It’s a tidy articulation of a problem I’ve also observed. It’s interesting how each party typically views it from the discipline in which they initially train and specialise. I assume most people fit in to this data scientist group as someone with a string competence in one area who subsequently bolts on extra skills when they are frustrated or limited by other factors.
For my part, my background was very much domain analysis (in your terms, I think we called ourselves insight analysts). Coming from that background, every piece of analysis/design/coding should have a link to a tangible business improvement which is predicted and measured. I’ve gradually expanded my skills with SQL dev, analytics software, Python, R. All the time, these things have to make it easier for me to deliver a business objective.

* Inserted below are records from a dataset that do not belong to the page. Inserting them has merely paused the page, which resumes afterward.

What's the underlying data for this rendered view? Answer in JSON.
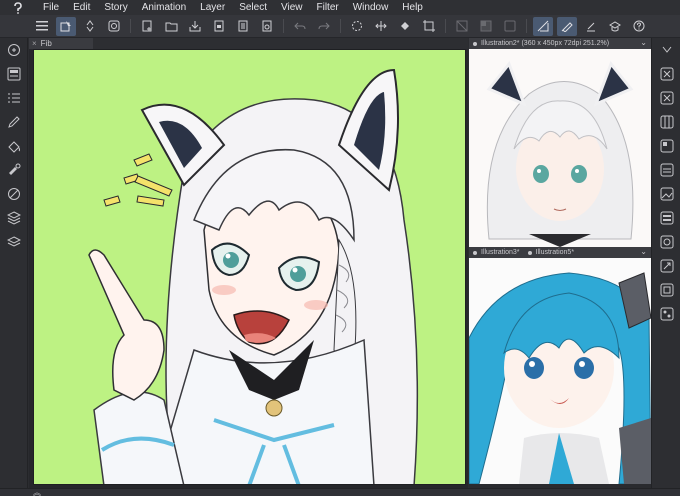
{
  "menubar": {
    "items": [
      "File",
      "Edit",
      "Story",
      "Animation",
      "Layer",
      "Select",
      "View",
      "Filter",
      "Window",
      "Help"
    ]
  },
  "document": {
    "tab_name": "Fib",
    "close_glyph": "×"
  },
  "subviews": [
    {
      "title": "Illustration2* (360 x 450px 72dpi 251.2%)"
    },
    {
      "title": "Illustration3*",
      "title2": "Illustration5*"
    }
  ],
  "colors": {
    "canvas_bg": "#bdf283",
    "accent": "#4a5a72",
    "ui_bg": "#2b2c30"
  },
  "icons": {
    "toolbar": [
      "menu-icon",
      "select-icon",
      "updown-icon",
      "layer-icon",
      "new-icon",
      "open-icon",
      "save-icon",
      "export-icon",
      "print-icon",
      "share-icon",
      "undo-icon",
      "redo-icon",
      "loading-icon",
      "transform-icon",
      "fill-icon",
      "crop-icon",
      "deselect-icon",
      "invert-icon",
      "snap-icon",
      "ruler-icon",
      "pen-icon",
      "grad-icon",
      "help-icon"
    ]
  }
}
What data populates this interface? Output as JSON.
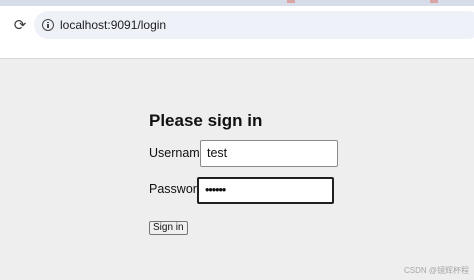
{
  "browser": {
    "url": "localhost:9091/login",
    "reload_icon": "reload-icon",
    "info_icon": "info-icon"
  },
  "login": {
    "heading": "Please sign in",
    "username_label": "Username",
    "username_value": "test",
    "password_label": "Password",
    "password_value": "••••••",
    "submit_label": "Sign in"
  },
  "watermark": "CSDN @镜辉杯程"
}
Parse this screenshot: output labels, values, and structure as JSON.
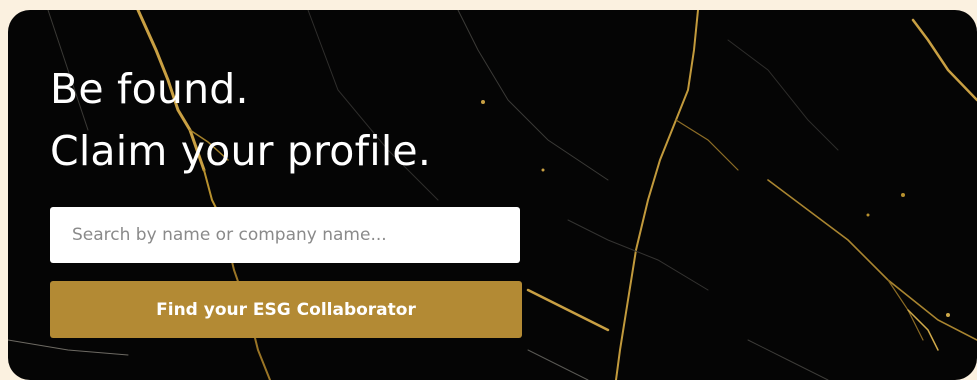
{
  "hero": {
    "heading_line_1": "Be found.",
    "heading_line_2": "Claim your profile.",
    "search_placeholder": "Search by name or company name...",
    "search_value": "",
    "button_label": "Find your ESG Collaborator"
  },
  "colors": {
    "page_background": "#fbf1e0",
    "card_background": "#050505",
    "vein_gold": "#c9a043",
    "button_background": "#b38a34",
    "button_text": "#ffffff",
    "heading_text": "#ffffff",
    "input_background": "#ffffff",
    "placeholder_text": "#8a8a8a"
  }
}
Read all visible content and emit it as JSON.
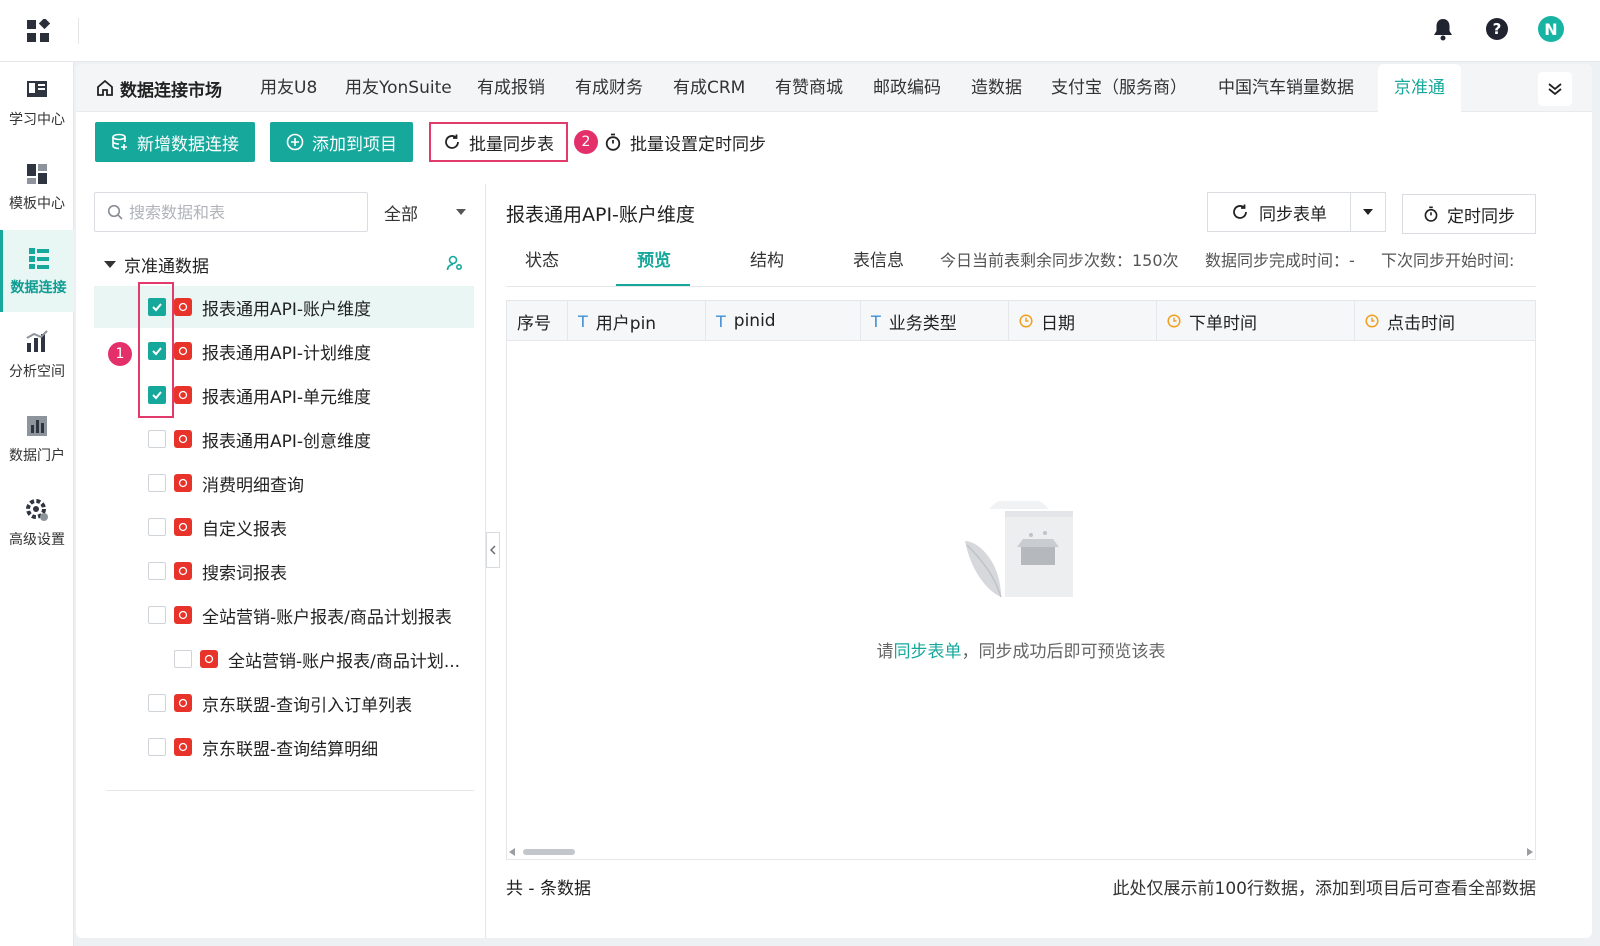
{
  "topbar": {
    "avatar_initial": "N"
  },
  "leftnav": {
    "items": [
      {
        "label": "学习中心",
        "icon": "learn-icon"
      },
      {
        "label": "模板中心",
        "icon": "template-icon"
      },
      {
        "label": "数据连接",
        "icon": "data-connect-icon",
        "active": true
      },
      {
        "label": "分析空间",
        "icon": "analysis-icon"
      },
      {
        "label": "数据门户",
        "icon": "portal-icon"
      },
      {
        "label": "高级设置",
        "icon": "gear-icon"
      }
    ]
  },
  "tabs": {
    "home": "数据连接市场",
    "items": [
      "用友U8",
      "用友YonSuite",
      "有成报销",
      "有成财务",
      "有成CRM",
      "有赞商城",
      "邮政编码",
      "造数据",
      "支付宝（服务商）",
      "中国汽车销量数据",
      "京准通"
    ],
    "active_index": 10
  },
  "toolbar": {
    "new_connection": "新增数据连接",
    "add_to_project": "添加到项目",
    "batch_sync": "批量同步表",
    "batch_timer": "批量设置定时同步",
    "badge_1": "1",
    "badge_2": "2"
  },
  "tree": {
    "search_placeholder": "搜索数据和表",
    "filter_value": "全部",
    "root_label": "京准通数据",
    "items": [
      {
        "label": "报表通用API-账户维度",
        "checked": true,
        "selected": true,
        "indent": 0
      },
      {
        "label": "报表通用API-计划维度",
        "checked": true,
        "indent": 0
      },
      {
        "label": "报表通用API-单元维度",
        "checked": true,
        "indent": 0
      },
      {
        "label": "报表通用API-创意维度",
        "checked": false,
        "indent": 0
      },
      {
        "label": "消费明细查询",
        "checked": false,
        "indent": 0
      },
      {
        "label": "自定义报表",
        "checked": false,
        "indent": 0
      },
      {
        "label": "搜索词报表",
        "checked": false,
        "indent": 0
      },
      {
        "label": "全站营销-账户报表/商品计划报表",
        "checked": false,
        "indent": 0
      },
      {
        "label": "全站营销-账户报表/商品计划...",
        "checked": false,
        "indent": 1
      },
      {
        "label": "京东联盟-查询引入订单列表",
        "checked": false,
        "indent": 0
      },
      {
        "label": "京东联盟-查询结算明细",
        "checked": false,
        "indent": 0
      }
    ]
  },
  "detail": {
    "title": "报表通用API-账户维度",
    "sync_form": "同步表单",
    "timer_sync": "定时同步",
    "subtabs": [
      "状态",
      "预览",
      "结构",
      "表信息"
    ],
    "active_subtab": 1,
    "remaining_sync": "今日当前表剩余同步次数：150次",
    "sync_done_time": "数据同步完成时间：-",
    "next_sync_time": "下次同步开始时间:",
    "columns": [
      {
        "label": "序号",
        "type": "none"
      },
      {
        "label": "用户pin",
        "type": "text"
      },
      {
        "label": "pinid",
        "type": "text"
      },
      {
        "label": "业务类型",
        "type": "text"
      },
      {
        "label": "日期",
        "type": "time"
      },
      {
        "label": "下单时间",
        "type": "time"
      },
      {
        "label": "点击时间",
        "type": "time"
      }
    ],
    "empty_prefix": "请",
    "empty_link": "同步表单",
    "empty_suffix": "，同步成功后即可预览该表",
    "footer_count": "共 - 条数据",
    "footer_note": "此处仅展示前100行数据，添加到项目后可查看全部数据"
  },
  "colors": {
    "accent": "#17a89c",
    "highlight": "#e23a6a",
    "source_icon": "#e8332a"
  }
}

As long as you have a team of people who want to learn more about areas they don’t already specialise in which can support their specialisation, you should have a functioning unit. For every domain only expert, I’ve seen statisticians who make intricate and time consuming solutions to probalems which don’t affect the business much if they succeed or fail and engineers who make a hugely scalable platform for a product which is going to be shelved.